Green Hornet #1 Amy Chu (Writer), German Erramouspe (Artist), Brittany Pezzillo (Colours), Tom Napolitano (Letters) Dynamite Comics March 2018 The Green Hornet has gone missing. The public may know and fear him as a master criminal but, within the offices of Daily Sentinel Publishing, one man remembers him as so much more. Kato Hayashi knows
Green Hornet #1
Amy Chu (Writer), German Erramouspe (Artist), Brittany Pezzillo (Colours), Tom Napolitano (Letters)
The Green Hornet has gone missing. The public may know and fear him as a master criminal but, within the offices of Daily Sentinel Publishing, one man remembers him as so much more.
Kato Hayashi knows that the Hornet is not a criminal, but a hero. Hayashi was there when the Green Hornet’s journey began and the hero’s disappearance has left him desperately concerned. After all, the missing hero is the son of Hayashi’s late best friend, the first owner of the jade mantle, Britt Reid.

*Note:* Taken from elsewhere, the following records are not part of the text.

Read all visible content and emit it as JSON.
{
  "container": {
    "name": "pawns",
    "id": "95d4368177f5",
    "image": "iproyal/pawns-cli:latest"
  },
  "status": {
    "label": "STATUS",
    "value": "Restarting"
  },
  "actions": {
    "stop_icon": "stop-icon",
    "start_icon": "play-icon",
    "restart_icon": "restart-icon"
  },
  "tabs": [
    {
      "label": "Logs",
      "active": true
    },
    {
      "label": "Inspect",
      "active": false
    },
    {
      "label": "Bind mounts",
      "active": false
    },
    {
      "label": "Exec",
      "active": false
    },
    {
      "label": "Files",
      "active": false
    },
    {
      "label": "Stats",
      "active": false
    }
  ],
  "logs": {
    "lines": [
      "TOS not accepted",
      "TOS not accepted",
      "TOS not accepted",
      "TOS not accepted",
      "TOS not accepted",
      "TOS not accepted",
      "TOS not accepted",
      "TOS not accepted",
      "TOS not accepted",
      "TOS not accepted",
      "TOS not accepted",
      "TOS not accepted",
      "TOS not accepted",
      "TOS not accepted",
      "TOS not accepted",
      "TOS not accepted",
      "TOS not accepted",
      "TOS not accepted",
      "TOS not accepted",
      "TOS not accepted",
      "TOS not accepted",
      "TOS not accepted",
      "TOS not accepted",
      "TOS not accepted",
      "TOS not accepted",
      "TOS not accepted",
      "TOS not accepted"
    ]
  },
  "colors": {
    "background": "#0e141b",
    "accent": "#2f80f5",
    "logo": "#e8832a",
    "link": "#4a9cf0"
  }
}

Green Hornet and Britt Reid Jr.’s simultaneous disappearance has people wondering whether there is a connection between the two. But Reid Jr.’s absence has also affected Daily Sentinel Publishing; the sharks are circling and attempts are being made to take over the company. To make matters worse, copycat Green Hornets have sprung up all over Century City, driving up crime rates. Hayashi and his daughter, Mulan, need to do something drastic if they are to find Reid Jr. and save Century City from itself.
The relaunch of Green Hornet is off to a great start! The first issue serves as a great introduction to the characters, even for readers with no knowledge of previous Green Hornet properties (radio show, films, and TV series) or the subsequent DC comics run. Plus, having a writer of colour completely changes the story on the page. With Amy Chu as lead writer, this new series eschews the stereotypes present in the original story, with Kato being relegated to Britt Reid’s driver and muscle. Though both Kato and Mulan have martial arts skills, they are given more to do than just be backup for a white hero. Instead, they own this story.
Chu puts Kato and his daughter front and centre in this issue. Kato is the acting director of Daily Sentinel Publishing, a position that leaves him with several responsibilities. Chu also paves the way for Mulan to take over the role of Green Hornet following Reid Jr.’s disappearance. An established white male comic book hero being revamped as a woman of colour is the kind of progressive and refreshing comic story line we are all looking for in 2018.
Unfortunately, this brings me to what I did not like about this issue – the art. German Erramouspe’s art has a fair amount of detail, except when it comes to characters’ faces. The older characters, including Kato, look less wrinkled and more deformed. There are no expressive faces, barring one panel with a close-up of Mulan’s face, but that too, is only marginally so.
Erramouspe also commits the other cardinal sin of drawing Mulan in back-breaking poses when she is fighting. These do not look realistic or plausible and take the reader completely out of the comic. Kato is, of course, not drawn exhibiting such improbable postures. One would think in 2018, artists would have realised how frustrating it is for women comic book readers to see female characters drawn in this way.
The colours are strong but almost the entire issue takes place at night or in the shadows. The palette is extremely limited – browns, dark blues, greys, with a pop of green here and there. It isn’t very appealing to turn page after page and be confronted with darkness.
The poor art and colours are particularly egregious because the variant covers are so vibrant. The covers by Mike Choi, Carli Ihde, Mike McKone and CP Wilson III employ various verdant hues to give the new Green Hornet texture and substance, showing her off as the hero she is soon going to become. It really is a shame that the inside pages do not reflect this.
As excited as readers will be to see the return of the Green Hornet in this new guise, the art massively lets down a story that is written well. This key component must be rectified but it is unlikely to happen soon. The story, at least, is promising and has set up a progressive universe that will draw in more diverse readers. Hopefully, following issues will continue to eschew the series’ long-established stereotypes and create a more inclusive environment for readers.1 comment